TASK DIRECTIONS:
Print each record below exactly as it appears.

----

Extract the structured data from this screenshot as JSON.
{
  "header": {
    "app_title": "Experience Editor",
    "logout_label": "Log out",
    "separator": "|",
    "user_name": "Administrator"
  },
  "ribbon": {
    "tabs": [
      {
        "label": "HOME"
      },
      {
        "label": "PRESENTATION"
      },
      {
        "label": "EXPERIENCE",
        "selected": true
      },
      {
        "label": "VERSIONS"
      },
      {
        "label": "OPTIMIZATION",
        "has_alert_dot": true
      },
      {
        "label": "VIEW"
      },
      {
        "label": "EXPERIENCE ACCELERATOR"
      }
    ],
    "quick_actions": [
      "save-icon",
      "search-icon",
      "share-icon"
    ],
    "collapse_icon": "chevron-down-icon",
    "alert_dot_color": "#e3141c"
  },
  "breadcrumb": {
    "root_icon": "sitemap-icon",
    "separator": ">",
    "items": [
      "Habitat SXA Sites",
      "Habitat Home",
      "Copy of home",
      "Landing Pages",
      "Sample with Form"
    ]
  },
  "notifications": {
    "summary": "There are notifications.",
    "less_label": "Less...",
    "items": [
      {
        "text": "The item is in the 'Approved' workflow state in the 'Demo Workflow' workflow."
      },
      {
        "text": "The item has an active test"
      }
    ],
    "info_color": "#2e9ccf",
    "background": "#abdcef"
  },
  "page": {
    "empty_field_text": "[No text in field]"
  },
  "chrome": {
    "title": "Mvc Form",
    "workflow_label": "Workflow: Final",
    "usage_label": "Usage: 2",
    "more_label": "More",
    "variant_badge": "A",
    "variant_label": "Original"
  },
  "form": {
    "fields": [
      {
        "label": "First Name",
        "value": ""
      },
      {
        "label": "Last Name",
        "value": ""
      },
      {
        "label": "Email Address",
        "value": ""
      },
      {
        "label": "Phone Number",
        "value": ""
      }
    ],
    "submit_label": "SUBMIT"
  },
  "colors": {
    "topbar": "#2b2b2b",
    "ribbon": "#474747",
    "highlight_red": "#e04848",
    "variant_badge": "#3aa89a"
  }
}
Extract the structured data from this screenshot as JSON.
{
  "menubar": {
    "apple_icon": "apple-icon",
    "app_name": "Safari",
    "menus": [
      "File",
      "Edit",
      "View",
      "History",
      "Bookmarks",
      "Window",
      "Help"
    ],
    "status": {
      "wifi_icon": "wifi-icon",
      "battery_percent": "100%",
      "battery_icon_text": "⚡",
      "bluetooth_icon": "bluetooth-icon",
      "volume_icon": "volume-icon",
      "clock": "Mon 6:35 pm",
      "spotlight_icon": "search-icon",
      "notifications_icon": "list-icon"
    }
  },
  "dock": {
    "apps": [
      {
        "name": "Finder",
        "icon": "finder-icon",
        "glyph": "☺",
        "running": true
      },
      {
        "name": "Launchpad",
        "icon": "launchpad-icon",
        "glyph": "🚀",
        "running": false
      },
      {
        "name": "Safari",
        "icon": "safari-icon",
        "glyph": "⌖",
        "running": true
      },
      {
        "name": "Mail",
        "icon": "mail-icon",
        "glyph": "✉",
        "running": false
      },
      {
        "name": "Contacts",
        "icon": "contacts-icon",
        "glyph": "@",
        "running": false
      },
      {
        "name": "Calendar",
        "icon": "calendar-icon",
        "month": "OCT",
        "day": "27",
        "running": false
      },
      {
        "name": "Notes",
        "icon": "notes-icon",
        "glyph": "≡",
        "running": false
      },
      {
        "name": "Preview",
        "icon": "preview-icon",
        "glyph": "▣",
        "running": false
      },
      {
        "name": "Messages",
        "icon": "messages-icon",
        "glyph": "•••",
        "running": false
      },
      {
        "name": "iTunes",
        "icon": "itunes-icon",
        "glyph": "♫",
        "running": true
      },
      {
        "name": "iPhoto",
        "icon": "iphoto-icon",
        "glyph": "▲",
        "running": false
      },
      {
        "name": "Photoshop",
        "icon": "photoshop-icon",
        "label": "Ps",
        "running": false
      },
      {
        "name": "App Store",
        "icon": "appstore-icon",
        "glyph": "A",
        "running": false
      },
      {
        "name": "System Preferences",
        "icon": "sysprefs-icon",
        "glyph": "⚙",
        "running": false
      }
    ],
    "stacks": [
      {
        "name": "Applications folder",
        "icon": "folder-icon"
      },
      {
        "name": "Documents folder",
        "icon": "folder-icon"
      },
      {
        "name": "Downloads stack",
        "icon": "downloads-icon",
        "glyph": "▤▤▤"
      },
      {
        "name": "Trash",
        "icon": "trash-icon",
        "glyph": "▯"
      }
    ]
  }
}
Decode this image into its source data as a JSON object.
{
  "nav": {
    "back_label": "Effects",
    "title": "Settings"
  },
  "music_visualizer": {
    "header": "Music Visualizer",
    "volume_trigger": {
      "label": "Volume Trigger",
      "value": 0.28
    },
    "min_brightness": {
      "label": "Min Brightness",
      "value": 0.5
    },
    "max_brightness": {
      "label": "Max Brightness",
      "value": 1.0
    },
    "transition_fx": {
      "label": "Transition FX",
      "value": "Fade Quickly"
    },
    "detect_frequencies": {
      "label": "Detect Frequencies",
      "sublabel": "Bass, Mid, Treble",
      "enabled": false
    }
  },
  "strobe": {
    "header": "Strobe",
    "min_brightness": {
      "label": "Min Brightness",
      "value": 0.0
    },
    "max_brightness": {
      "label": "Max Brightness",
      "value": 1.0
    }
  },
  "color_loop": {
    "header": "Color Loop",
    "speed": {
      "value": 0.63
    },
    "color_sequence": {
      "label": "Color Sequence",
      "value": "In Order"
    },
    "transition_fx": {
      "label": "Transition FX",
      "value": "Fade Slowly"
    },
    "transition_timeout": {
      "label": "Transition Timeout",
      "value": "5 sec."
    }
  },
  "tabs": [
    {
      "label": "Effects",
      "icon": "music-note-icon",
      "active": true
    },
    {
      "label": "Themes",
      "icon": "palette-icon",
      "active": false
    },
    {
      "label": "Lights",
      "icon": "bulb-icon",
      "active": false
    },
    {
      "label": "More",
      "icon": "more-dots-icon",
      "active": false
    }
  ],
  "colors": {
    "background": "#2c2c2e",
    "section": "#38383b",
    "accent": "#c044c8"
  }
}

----

TASK SOLUTION:
Extract the structured data from this screenshot as JSON.
{
  "header": {
    "app_title": "Experience Editor",
    "logout_label": "Log out",
    "separator": "|",
    "user_name": "Administrator"
  },
  "ribbon": {
    "tabs": [
      {
        "label": "HOME"
      },
      {
        "label": "PRESENTATION"
      },
      {
        "label": "EXPERIENCE",
        "selected": true
      },
      {
        "label": "VERSIONS"
      },
      {
        "label": "OPTIMIZATION",
        "has_alert_dot": true
      },
      {
        "label": "VIEW"
      },
      {
        "label": "EXPERIENCE ACCELERATOR"
      }
    ],
    "quick_actions": [
      "save-icon",
      "search-icon",
      "share-icon"
    ],
    "collapse_icon": "chevron-down-icon",
    "alert_dot_color": "#e3141c"
  },
  "breadcrumb": {
    "root_icon": "sitemap-icon",
    "separator": ">",
    "items": [
      "Habitat SXA Sites",
      "Habitat Home",
      "Copy of home",
      "Landing Pages",
      "Sample with Form"
    ]
  },
  "notifications": {
    "summary": "There are notifications.",
    "less_label": "Less...",
    "items": [
      {
        "text": "The item is in the 'Approved' workflow state in the 'Demo Workflow' workflow."
      },
      {
        "text": "The item has an active test"
      }
    ],
    "info_color": "#2e9ccf",
    "background": "#abdcef"
  },
  "page": {
    "empty_field_text": "[No text in field]"
  },
  "chrome": {
    "title": "Mvc Form",
    "workflow_label": "Workflow: Final",
    "usage_label": "Usage: 2",
    "more_label": "More",
    "variant_badge": "A",
    "variant_label": "Original"
  },
  "form": {
    "fields": [
      {
        "label": "First Name",
        "value": ""
      },
      {
        "label": "Last Name",
        "value": ""
      },
      {
        "label": "Email Address",
        "value": ""
      },
      {
        "label": "Phone Number",
        "value": ""
      }
    ],
    "submit_label": "SUBMIT"
  },
  "colors": {
    "topbar": "#2b2b2b",
    "ribbon": "#474747",
    "highlight_red": "#e04848",
    "variant_badge": "#3aa89a"
  }
}
Extract the structured data from this screenshot as JSON.
{
  "menubar": {
    "apple_icon": "apple-icon",
    "app_name": "Safari",
    "menus": [
      "File",
      "Edit",
      "View",
      "History",
      "Bookmarks",
      "Window",
      "Help"
    ],
    "status": {
      "wifi_icon": "wifi-icon",
      "battery_percent": "100%",
      "battery_icon_text": "⚡",
      "bluetooth_icon": "bluetooth-icon",
      "volume_icon": "volume-icon",
      "clock": "Mon 6:35 pm",
      "spotlight_icon": "search-icon",
      "notifications_icon": "list-icon"
    }
  },
  "dock": {
    "apps": [
      {
        "name": "Finder",
        "icon": "finder-icon",
        "glyph": "☺",
        "running": true
      },
      {
        "name": "Launchpad",
        "icon": "launchpad-icon",
        "glyph": "🚀",
        "running": false
      },
      {
        "name": "Safari",
        "icon": "safari-icon",
        "glyph": "⌖",
        "running": true
      },
      {
        "name": "Mail",
        "icon": "mail-icon",
        "glyph": "✉",
        "running": false
      },
      {
        "name": "Contacts",
        "icon": "contacts-icon",
        "glyph": "@",
        "running": false
      },
      {
        "name": "Calendar",
        "icon": "calendar-icon",
        "month": "OCT",
        "day": "27",
        "running": false
      },
      {
        "name": "Notes",
        "icon": "notes-icon",
        "glyph": "≡",
        "running": false
      },
      {
        "name": "Preview",
        "icon": "preview-icon",
        "glyph": "▣",
        "running": false
      },
      {
        "name": "Messages",
        "icon": "messages-icon",
        "glyph": "•••",
        "running": false
      },
      {
        "name": "iTunes",
        "icon": "itunes-icon",
        "glyph": "♫",
        "running": true
      },
      {
        "name": "iPhoto",
        "icon": "iphoto-icon",
        "glyph": "▲",
        "running": false
      },
      {
        "name": "Photoshop",
        "icon": "photoshop-icon",
        "label": "Ps",
        "running": false
      },
      {
        "name": "App Store",
        "icon": "appstore-icon",
        "glyph": "A",
        "running": false
      },
      {
        "name": "System Preferences",
        "icon": "sysprefs-icon",
        "glyph": "⚙",
        "running": false
      }
    ],
    "stacks": [
      {
        "name": "Applications folder",
        "icon": "folder-icon"
      },
      {
        "name": "Documents folder",
        "icon": "folder-icon"
      },
      {
        "name": "Downloads stack",
        "icon": "downloads-icon",
        "glyph": "▤▤▤"
      },
      {
        "name": "Trash",
        "icon": "trash-icon",
        "glyph": "▯"
      }
    ]
  }
}
Decode this image into its source data as a JSON object.
{
  "nav": {
    "back_label": "Effects",
    "title": "Settings"
  },
  "music_visualizer": {
    "header": "Music Visualizer",
    "volume_trigger": {
      "label": "Volume Trigger",
      "value": 0.28
    },
    "min_brightness": {
      "label": "Min Brightness",
      "value": 0.5
    },
    "max_brightness": {
      "label": "Max Brightness",
      "value": 1.0
    },
    "transition_fx": {
      "label": "Transition FX",
      "value": "Fade Quickly"
    },
    "detect_frequencies": {
      "label": "Detect Frequencies",
      "sublabel": "Bass, Mid, Treble",
      "enabled": false
    }
  },
  "strobe": {
    "header": "Strobe",
    "min_brightness": {
      "label": "Min Brightness",
      "value": 0.0
    },
    "max_brightness": {
      "label": "Max Brightness",
      "value": 1.0
    }
  },
  "color_loop": {
    "header": "Color Loop",
    "speed": {
      "value": 0.63
    },
    "color_sequence": {
      "label": "Color Sequence",
      "value": "In Order"
    },
    "transition_fx": {
      "label": "Transition FX",
      "value": "Fade Slowly"
    },
    "transition_timeout": {
      "label": "Transition Timeout",
      "value": "5 sec."
    }
  },
  "tabs": [
    {
      "label": "Effects",
      "icon": "music-note-icon",
      "active": true
    },
    {
      "label": "Themes",
      "icon": "palette-icon",
      "active": false
    },
    {
      "label": "Lights",
      "icon": "bulb-icon",
      "active": false
    },
    {
      "label": "More",
      "icon": "more-dots-icon",
      "active": false
    }
  ],
  "colors": {
    "background": "#2c2c2e",
    "section": "#38383b",
    "accent": "#c044c8"
  }
}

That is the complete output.